- Eddie Harrison
- 21 August 2009
More bittersweet comedy drama from Judd Apatow
In his third film as director, Judd Apatow (The 40 Year Old Virgin, Knocked Up) spreads his wings with a bittersweet drama about the moral vacuity of celebrity. Adam Sandler plays George Simmons, a stand-up actor gone Hollywood, whose success in films like The Merman and My Best Friend Is A Robot doesn’t disguise his loneliness. The hopelessness of his situation is brought into sharp relief when he’s diagnosed with a terminal illness, but Simmons’ unexpected friendship with struggling comedian Ira (Seth Rogen) re-awakens the veteran’s sense of him own worth, with problematic results.

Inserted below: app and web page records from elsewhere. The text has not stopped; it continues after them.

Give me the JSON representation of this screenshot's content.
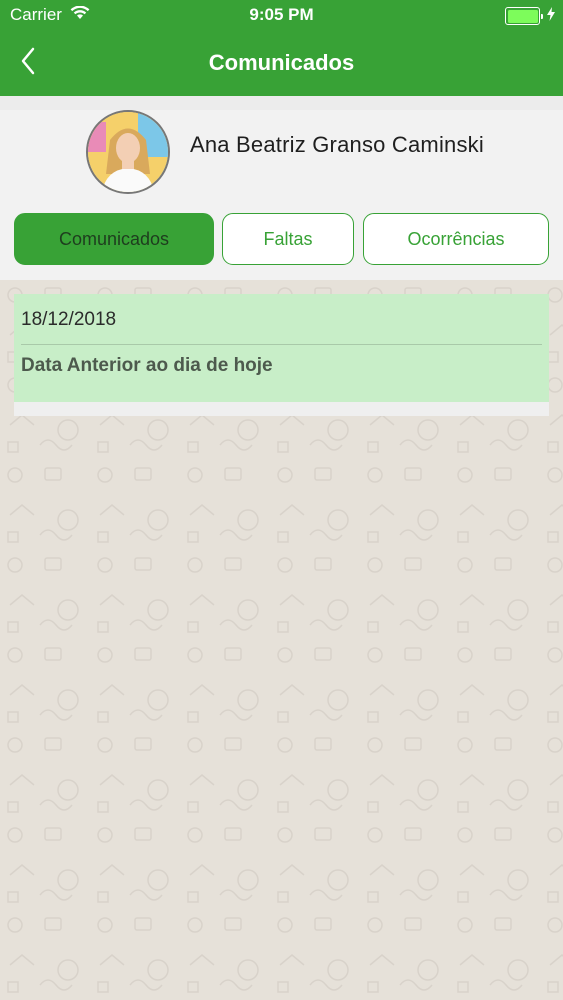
{
  "status_bar": {
    "carrier": "Carrier",
    "time": "9:05 PM",
    "wifi_icon": "wifi-icon",
    "battery_icon": "battery-charging-icon"
  },
  "nav": {
    "title": "Comunicados",
    "back_icon": "chevron-left-icon"
  },
  "profile": {
    "name": "Ana Beatriz Granso Caminski",
    "avatar": "student-photo"
  },
  "tabs": [
    {
      "label": "Comunicados",
      "active": true
    },
    {
      "label": "Faltas",
      "active": false
    },
    {
      "label": "Ocorrências",
      "active": false
    }
  ],
  "messages": [
    {
      "date": "18/12/2018",
      "text": "Data Anterior ao dia de hoje"
    }
  ],
  "colors": {
    "primary_green": "#38a236",
    "card_green": "#c8eec8",
    "background": "#e6e1d9"
  }
}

Apatow’s characters have regularly been drawn from the fringes of the entertainment industry, and Funny People’s first hour benefits from well-drawn ‘insider’ humour, with Jonah Hill and Jason Schwartzman on top form as Ira’s flat mates, and a plethora of knowing cameos, including James Taylor as a cynical version of himself and a hilarious spat between a grouchy Eminem and Everyone Love’s Raymond’s Ray Romano. But while Sandler and Rogen inhabit their characters convincingly, a mid-story plot twist switches moods towards a protracted and bitterly painful set piece when George and Ira visit Simmons’ ex-girlfriend Laura, played by Apatow’s real-life wife Leslie Mann.

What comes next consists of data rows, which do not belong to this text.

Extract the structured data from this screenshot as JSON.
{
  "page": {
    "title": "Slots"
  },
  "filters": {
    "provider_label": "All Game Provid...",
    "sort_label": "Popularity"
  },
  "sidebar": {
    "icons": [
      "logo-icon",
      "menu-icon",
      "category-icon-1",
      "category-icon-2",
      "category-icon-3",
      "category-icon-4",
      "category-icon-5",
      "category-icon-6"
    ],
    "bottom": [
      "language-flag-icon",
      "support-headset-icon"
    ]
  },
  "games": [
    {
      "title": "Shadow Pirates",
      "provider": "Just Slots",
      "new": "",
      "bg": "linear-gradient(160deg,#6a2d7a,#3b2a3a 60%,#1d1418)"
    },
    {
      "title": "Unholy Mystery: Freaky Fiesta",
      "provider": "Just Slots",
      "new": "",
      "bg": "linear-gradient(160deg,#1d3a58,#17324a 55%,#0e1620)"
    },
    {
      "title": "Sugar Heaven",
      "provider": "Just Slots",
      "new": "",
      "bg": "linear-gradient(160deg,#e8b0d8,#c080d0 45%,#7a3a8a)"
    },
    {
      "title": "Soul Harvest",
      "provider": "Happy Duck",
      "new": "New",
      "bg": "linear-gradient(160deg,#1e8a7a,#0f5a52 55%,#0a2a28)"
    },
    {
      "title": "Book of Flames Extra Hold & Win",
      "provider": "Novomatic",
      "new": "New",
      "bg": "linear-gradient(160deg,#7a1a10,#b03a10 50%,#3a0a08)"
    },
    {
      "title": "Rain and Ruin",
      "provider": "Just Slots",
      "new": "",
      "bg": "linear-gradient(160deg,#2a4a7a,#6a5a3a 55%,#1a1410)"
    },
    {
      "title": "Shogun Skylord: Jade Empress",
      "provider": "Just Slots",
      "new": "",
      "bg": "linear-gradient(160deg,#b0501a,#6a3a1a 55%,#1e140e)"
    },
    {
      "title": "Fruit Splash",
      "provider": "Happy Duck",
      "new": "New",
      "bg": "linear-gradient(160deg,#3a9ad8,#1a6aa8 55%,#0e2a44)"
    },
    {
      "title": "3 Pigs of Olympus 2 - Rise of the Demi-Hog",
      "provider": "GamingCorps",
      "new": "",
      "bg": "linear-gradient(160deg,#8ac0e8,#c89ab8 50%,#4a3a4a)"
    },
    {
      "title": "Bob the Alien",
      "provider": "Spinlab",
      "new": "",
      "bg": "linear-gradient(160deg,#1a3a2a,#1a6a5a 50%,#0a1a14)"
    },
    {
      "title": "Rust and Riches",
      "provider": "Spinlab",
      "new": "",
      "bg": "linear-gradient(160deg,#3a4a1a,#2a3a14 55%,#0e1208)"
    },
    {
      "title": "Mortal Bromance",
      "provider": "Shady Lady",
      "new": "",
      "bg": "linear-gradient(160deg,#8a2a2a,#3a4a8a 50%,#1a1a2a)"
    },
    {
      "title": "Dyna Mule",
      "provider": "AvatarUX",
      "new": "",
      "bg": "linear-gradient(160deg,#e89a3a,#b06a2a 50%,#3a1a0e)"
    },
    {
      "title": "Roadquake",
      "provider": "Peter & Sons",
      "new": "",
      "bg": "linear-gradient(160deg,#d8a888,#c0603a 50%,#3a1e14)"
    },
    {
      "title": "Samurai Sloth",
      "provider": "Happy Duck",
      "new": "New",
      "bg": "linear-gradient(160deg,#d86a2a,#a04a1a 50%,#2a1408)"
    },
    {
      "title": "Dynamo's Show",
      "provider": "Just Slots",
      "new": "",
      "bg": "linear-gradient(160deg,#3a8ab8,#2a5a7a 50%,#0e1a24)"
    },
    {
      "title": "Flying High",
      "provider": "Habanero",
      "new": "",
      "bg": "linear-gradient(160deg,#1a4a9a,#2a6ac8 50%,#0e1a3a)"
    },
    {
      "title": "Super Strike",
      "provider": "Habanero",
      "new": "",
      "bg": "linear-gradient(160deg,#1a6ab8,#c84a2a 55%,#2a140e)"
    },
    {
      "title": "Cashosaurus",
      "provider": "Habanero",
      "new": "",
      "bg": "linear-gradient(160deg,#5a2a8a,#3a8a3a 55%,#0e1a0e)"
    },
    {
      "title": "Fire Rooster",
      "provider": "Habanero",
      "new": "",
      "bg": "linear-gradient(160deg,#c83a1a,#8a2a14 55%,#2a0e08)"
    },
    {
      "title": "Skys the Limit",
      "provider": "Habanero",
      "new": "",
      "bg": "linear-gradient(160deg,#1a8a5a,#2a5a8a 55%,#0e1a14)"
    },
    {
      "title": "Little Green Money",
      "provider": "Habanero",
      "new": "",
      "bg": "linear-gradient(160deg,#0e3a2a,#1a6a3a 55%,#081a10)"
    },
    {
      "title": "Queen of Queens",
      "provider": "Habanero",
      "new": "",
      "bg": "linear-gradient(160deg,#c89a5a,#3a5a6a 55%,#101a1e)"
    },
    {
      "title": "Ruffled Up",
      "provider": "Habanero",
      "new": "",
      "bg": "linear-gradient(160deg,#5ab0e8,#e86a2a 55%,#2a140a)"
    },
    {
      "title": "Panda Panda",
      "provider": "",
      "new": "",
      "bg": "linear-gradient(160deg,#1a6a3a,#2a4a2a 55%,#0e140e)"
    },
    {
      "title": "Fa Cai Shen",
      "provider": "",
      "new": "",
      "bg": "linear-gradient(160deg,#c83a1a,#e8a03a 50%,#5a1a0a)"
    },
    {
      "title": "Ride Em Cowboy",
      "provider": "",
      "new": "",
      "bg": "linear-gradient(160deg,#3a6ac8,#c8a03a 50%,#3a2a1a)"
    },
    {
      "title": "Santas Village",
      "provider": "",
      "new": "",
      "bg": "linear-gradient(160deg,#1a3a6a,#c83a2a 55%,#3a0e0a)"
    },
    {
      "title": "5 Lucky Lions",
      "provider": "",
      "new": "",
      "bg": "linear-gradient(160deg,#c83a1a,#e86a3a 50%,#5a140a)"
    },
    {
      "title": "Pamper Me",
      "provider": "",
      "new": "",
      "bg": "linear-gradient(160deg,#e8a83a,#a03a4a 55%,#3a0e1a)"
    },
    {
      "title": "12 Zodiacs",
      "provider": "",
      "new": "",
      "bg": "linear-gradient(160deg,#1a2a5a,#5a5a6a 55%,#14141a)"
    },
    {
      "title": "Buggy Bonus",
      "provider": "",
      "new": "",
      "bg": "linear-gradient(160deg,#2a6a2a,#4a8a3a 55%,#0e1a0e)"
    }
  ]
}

Funny People feels like a brave and personal film from Apatow, and certainly goes deeper than most bromances would dare. But the mixture of self-pitying, tears-of-a-clown introspection and endless dick-jokes soon loses its charm.
General release from Fri 28 Aug. (15) 145min .